Does using clickers in class help students engage and succeed?

With the growing technology advances and integration of new technology into classrooms, professors across the nation have adopted clickers as a means of participation in lectures. Of course, with new engagement strategies comes pros and cons, including how students must remember to bring the clickers, and if lost, will have to pay to replace the unit. The clickers can also prompt students to pay more attention in class, sinJME(D)_72ppiRGB_powerpoint.jpgce clickers can be used to take quizzes, and in turn, keep an online record of attendance.

A recent article in the Journal of Marketing Education entitled “Using Clickers in a Large Business Class: Examining Use Behavior and Satisfaction,” analyzes the use of clickers in the classroom which yields overall positive responses in content engagement. Authors Nripendra P. Rana and Yogesh K. Dwivedi also provide data on the behavioral intentions of the students in their study. The abstract for their article is below:

As more and more institutions are integrating new technologies (e.g., audience response systems such as clickers) into their teaching and learning systems, it is becoming increasingly necessary to have a detailed understanding of the underlying mechanisms of these advanced technologies and their outcomes on student learning perceptions. We proposed a conceptual model based on the technology acceptance model to understand students’ use behavior and satisfaction with clickers. The valid response from 138 second-year business students of Digital Marketing module taught in a British university, where clickers are extensively used in the teaching and learning process, made the basis for data analysis. The results provided a strong support for the proposed model with a reasonably adequate variance (i.e., adjusted R2) of 67% on behavioral intentions and sufficiently high variance on use behavior (i.e., 86%) and user satisfaction (i.e., 89%).

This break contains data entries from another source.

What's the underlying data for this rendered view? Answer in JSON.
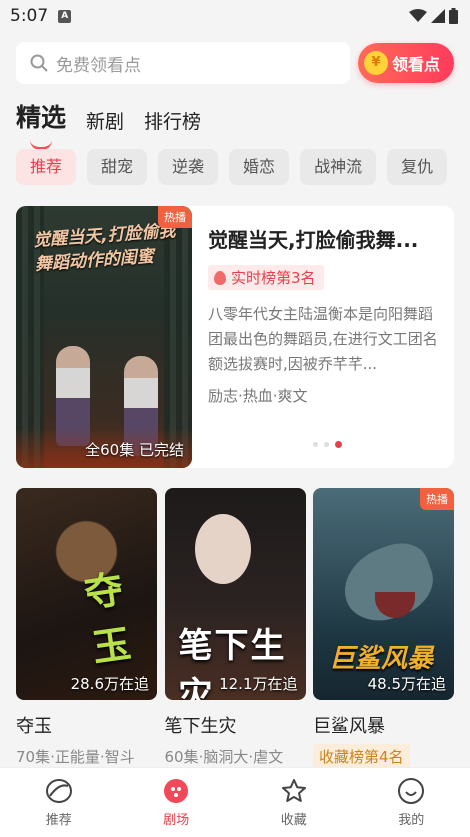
{
  "status_bar": {
    "time": "5:07",
    "notif_icon": "A"
  },
  "search": {
    "placeholder": "免费领看点",
    "coin_button": "领看点",
    "coin_symbol": "¥"
  },
  "tabs": [
    {
      "label": "精选",
      "active": true
    },
    {
      "label": "新剧",
      "active": false
    },
    {
      "label": "排行榜",
      "active": false
    }
  ],
  "chips": [
    "推荐",
    "甜宠",
    "逆袭",
    "婚恋",
    "战神流",
    "复仇"
  ],
  "featured": {
    "poster_title_line1": "觉醒当天,打脸偷我",
    "poster_title_line2": "舞蹈动作的闺蜜",
    "badge": "热播",
    "episodes": "全60集  已完结",
    "title": "觉醒当天,打脸偷我舞...",
    "rank": "实时榜第3名",
    "description": "八零年代女主陆温衡本是向阳舞蹈团最出色的舞蹈员,在进行文工团名额选拔赛时,因被乔芊芊...",
    "tags": "励志·热血·爽文"
  },
  "cards": [
    {
      "art": "夺玉",
      "count": "28.6万在追",
      "name": "夺玉",
      "meta": "70集·正能量·智斗",
      "badge": "",
      "rank": ""
    },
    {
      "art": "笔下生灾",
      "count": "12.1万在追",
      "name": "笔下生灾",
      "meta": "60集·脑洞大·虐文",
      "badge": "",
      "rank": ""
    },
    {
      "art": "巨鲨风暴",
      "count": "48.5万在追",
      "name": "巨鲨风暴",
      "meta": "",
      "badge": "热播",
      "rank": "收藏榜第4名"
    }
  ],
  "bottom_nav": [
    {
      "label": "推荐",
      "icon": "recommend-icon",
      "active": false
    },
    {
      "label": "剧场",
      "icon": "theater-icon",
      "active": true
    },
    {
      "label": "收藏",
      "icon": "star-icon",
      "active": false
    },
    {
      "label": "我的",
      "icon": "profile-icon",
      "active": false
    }
  ],
  "colors": {
    "accent": "#e8404b",
    "coin_gradient_start": "#ff6a57",
    "coin_gradient_end": "#ff3b5c",
    "hot_badge": "#f2613f"
  }
}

The article is free to read for a limited time, and don’t forget to sign up for email alerts through the homepage so you never miss a new issue.